Groups can have a large amount of mathematical structure, and there are many interesting questions about different aspects of groups, involving ideas from geometry, algebra, probability, and computing. For example, one can ask of a family of groups whether there is an algorithm  an explicit procedure  that decides whether two groups in the family are the same (this is harder than it sounds, because the same group can be described in many very different ways).
One particularly effective way to understand a group is to build some geometric object for which your group is a collection of symmetries. This makes the abstract group into something more concrete. Then, you study the object using geometry, and translate your conclusions into conclusions about the group. For example, if your group is the collection of whole numbers mentioned above, then a geometric object where the group is realised as a collection of symmetries could be a line: each whole number shifts you a specified distance along the line, in a way that is compatible with addition. For example, the number 3 corresponds to the symmetry that moves each point on the line 3 centimetres to the right, and 2 moves you 2 centimetres to the left. Their sum, 32=1, moves you 1 centimetre to the right, which is the same as first moving 3 to the right and 2 to the left. So, each member of the group is a symmetry of the line, and combining members of the group (in this case, adding numbers) corresponds to performing the symmetries in sequence. This is an example of what is called a "group action".

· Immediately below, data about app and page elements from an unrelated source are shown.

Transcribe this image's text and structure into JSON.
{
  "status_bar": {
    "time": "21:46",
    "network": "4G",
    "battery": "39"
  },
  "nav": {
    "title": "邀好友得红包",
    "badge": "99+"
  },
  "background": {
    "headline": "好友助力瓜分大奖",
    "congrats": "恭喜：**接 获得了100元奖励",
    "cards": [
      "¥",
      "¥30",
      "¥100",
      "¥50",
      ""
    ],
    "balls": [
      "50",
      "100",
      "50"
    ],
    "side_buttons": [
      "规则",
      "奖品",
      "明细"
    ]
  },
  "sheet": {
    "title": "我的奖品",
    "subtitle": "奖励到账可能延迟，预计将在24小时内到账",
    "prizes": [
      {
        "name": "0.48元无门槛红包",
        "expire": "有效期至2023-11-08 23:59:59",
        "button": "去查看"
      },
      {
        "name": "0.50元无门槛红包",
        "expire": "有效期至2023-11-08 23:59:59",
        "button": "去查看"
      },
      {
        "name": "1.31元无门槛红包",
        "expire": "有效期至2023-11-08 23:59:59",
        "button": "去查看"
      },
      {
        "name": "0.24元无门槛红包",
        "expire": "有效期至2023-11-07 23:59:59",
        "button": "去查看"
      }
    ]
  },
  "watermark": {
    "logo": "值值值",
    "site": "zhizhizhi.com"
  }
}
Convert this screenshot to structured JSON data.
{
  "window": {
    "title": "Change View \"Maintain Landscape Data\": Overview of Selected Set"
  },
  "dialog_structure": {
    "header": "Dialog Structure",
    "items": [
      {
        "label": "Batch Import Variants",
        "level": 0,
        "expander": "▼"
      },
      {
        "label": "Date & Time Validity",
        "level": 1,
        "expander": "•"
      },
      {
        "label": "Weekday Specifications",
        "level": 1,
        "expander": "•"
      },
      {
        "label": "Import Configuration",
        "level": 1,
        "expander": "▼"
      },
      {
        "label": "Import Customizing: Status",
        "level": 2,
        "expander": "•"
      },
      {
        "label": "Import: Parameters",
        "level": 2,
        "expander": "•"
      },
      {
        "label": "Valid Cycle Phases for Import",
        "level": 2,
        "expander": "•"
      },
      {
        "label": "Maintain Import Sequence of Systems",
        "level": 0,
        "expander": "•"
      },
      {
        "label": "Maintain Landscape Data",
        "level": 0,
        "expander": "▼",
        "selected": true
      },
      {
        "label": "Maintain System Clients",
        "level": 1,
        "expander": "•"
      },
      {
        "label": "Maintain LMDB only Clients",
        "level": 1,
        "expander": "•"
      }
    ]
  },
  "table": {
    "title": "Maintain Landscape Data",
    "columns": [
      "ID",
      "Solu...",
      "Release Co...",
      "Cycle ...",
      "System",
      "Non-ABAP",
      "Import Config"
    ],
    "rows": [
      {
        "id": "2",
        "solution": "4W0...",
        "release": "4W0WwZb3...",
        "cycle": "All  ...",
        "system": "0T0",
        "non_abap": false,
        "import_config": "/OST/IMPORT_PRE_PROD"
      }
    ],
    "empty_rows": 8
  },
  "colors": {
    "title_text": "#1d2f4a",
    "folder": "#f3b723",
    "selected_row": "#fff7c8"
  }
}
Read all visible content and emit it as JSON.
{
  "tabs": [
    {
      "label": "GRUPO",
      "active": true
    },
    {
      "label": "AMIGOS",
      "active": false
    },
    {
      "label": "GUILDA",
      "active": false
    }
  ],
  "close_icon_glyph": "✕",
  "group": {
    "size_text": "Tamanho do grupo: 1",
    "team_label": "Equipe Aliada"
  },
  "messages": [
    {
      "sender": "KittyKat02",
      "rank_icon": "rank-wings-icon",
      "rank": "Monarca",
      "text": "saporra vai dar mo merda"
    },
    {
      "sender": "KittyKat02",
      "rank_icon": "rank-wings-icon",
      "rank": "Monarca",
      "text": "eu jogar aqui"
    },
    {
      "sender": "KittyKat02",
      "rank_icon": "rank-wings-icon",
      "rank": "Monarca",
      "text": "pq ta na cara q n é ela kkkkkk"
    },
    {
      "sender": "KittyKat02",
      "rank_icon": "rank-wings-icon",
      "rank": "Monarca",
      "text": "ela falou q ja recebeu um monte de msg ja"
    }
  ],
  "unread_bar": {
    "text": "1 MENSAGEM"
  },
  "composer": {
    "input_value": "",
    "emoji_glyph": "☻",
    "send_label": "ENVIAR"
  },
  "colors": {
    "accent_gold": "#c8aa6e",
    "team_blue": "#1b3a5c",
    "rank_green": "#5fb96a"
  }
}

This project is in a part of mathematics called geometric group theory, where we study groups via their actions on geometric objects. The groups and geometries are generally more complicated than in the example, but the fundamental idea is the same.

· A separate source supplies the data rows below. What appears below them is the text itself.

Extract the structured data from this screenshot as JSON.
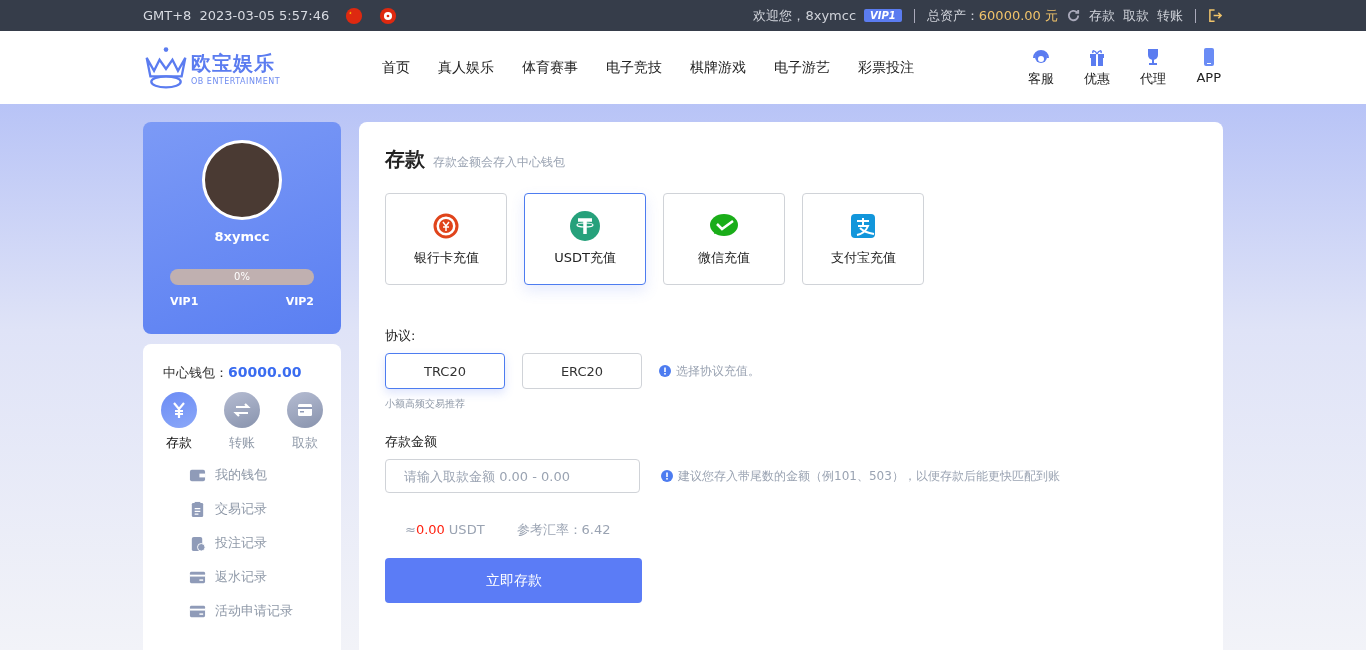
{
  "top_bar": {
    "timezone": "GMT+8",
    "datetime": "2023-03-05 5:57:46",
    "welcome": "欢迎您，8xymcc",
    "vip_badge": "VIP1",
    "assets_label": "总资产：",
    "assets_value": "60000.00 元",
    "links": [
      "存款",
      "取款",
      "转账"
    ]
  },
  "header": {
    "logo_name": "欧宝娱乐",
    "logo_sub": "OB ENTERTAINMENT",
    "nav": [
      "首页",
      "真人娱乐",
      "体育赛事",
      "电子竞技",
      "棋牌游戏",
      "电子游艺",
      "彩票投注"
    ],
    "quick_links": [
      {
        "kind": "support",
        "label": "客服"
      },
      {
        "kind": "gift",
        "label": "优惠"
      },
      {
        "kind": "trophy",
        "label": "代理"
      },
      {
        "kind": "phone",
        "label": "APP"
      }
    ]
  },
  "profile": {
    "username": "8xymcc",
    "progress": {
      "level": 0,
      "reading": "0%"
    },
    "vip_from": "VIP1",
    "vip_to": "VIP2"
  },
  "wallet": {
    "label": "中心钱包：",
    "value": "60000.00",
    "actions": [
      {
        "kind": "deposit",
        "label": "存款",
        "selected": true
      },
      {
        "kind": "transfer",
        "label": "转账",
        "selected": false
      },
      {
        "kind": "withdraw",
        "label": "取款",
        "selected": false
      }
    ],
    "menu": [
      {
        "kind": "wallet",
        "label": "我的钱包"
      },
      {
        "kind": "clipboard",
        "label": "交易记录"
      },
      {
        "kind": "bet",
        "label": "投注记录"
      },
      {
        "kind": "card",
        "label": "返水记录"
      },
      {
        "kind": "card",
        "label": "活动申请记录"
      }
    ]
  },
  "deposit": {
    "title": "存款",
    "subtitle": "存款金额会存入中心钱包",
    "methods": [
      {
        "kind": "bank",
        "label": "银行卡充值",
        "selected": false
      },
      {
        "kind": "usdt",
        "label": "USDT充值",
        "selected": true
      },
      {
        "kind": "wechat",
        "label": "微信充值",
        "selected": false
      },
      {
        "kind": "alipay",
        "label": "支付宝充值",
        "selected": false
      }
    ],
    "protocol_label": "协议:",
    "protocols": [
      {
        "label": "TRC20",
        "selected": true
      },
      {
        "label": "ERC20",
        "selected": false
      }
    ],
    "protocol_hint": "选择协议充值。",
    "protocol_note": "小额高频交易推荐",
    "amount_label": "存款金额",
    "amount_placeholder": "请输入取款金额 0.00 - 0.00",
    "amount_hint": "建议您存入带尾数的金额（例101、503），以便存款后能更快匹配到账",
    "approx_prefix": "≈",
    "approx_value": "0.00",
    "approx_unit": "USDT",
    "rate": "参考汇率：6.42",
    "submit": "立即存款"
  }
}
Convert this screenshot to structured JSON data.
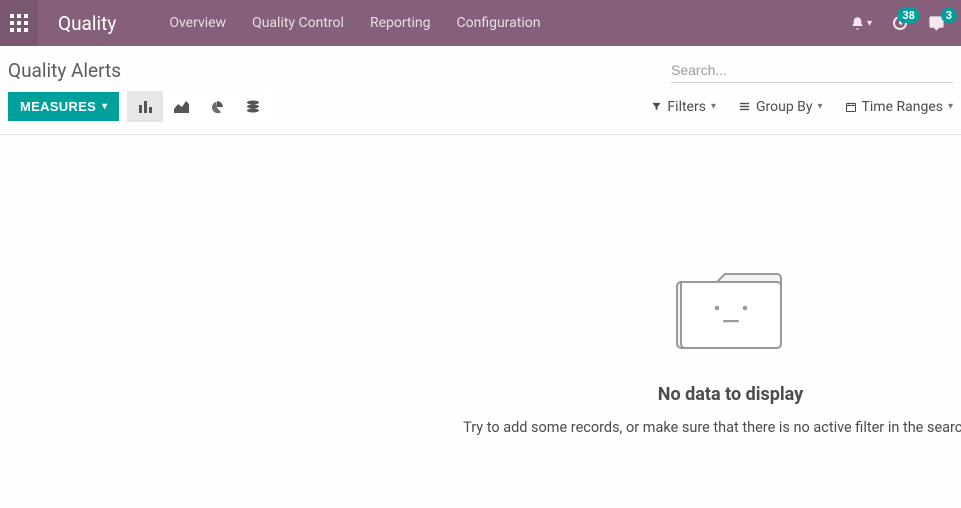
{
  "nav": {
    "app_title": "Quality",
    "links": [
      "Overview",
      "Quality Control",
      "Reporting",
      "Configuration"
    ],
    "badges": {
      "clock": "38",
      "chat": "3"
    }
  },
  "header": {
    "breadcrumb": "Quality Alerts",
    "search_placeholder": "Search..."
  },
  "toolbar": {
    "measures_label": "MEASURES",
    "filters_label": "Filters",
    "groupby_label": "Group By",
    "timeranges_label": "Time Ranges"
  },
  "empty": {
    "title": "No data to display",
    "subtitle": "Try to add some records, or make sure that there is no active filter in the search bar."
  }
}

The goal of the project is to understand two very large families of groups simultaneously. These families are defined by the property that the groups they contain are collections of symmetries of two types of spaces, each with a geometry that has many beautiful features. The project will investigate questions like: How are these two types of geometry related? If we make an algebraic change to the group, under what circumstances does the new group still exhibit the nice geometry? If there are many nice geometries one can associate to a fixed group, how do they all compare? Does the collection of all of these geometries itself exhibit interesting geometry? That last question seems abstract, but answering similar questions has proven very revealing in similar mathematical contexts in the past.
These questions come from pure mathematics, but the geometries involved are connected to other fields. For example, one of the types of space we will use is called a "median graph". Median graphs are deeply connected to certain problems in computer science involving breaking up tasks so that different computers can perform different pieces simultaneously, making a computation more efficient. Another type of geometry we will use can also be used in biology, to describe the possible ways that an organism could have evolved.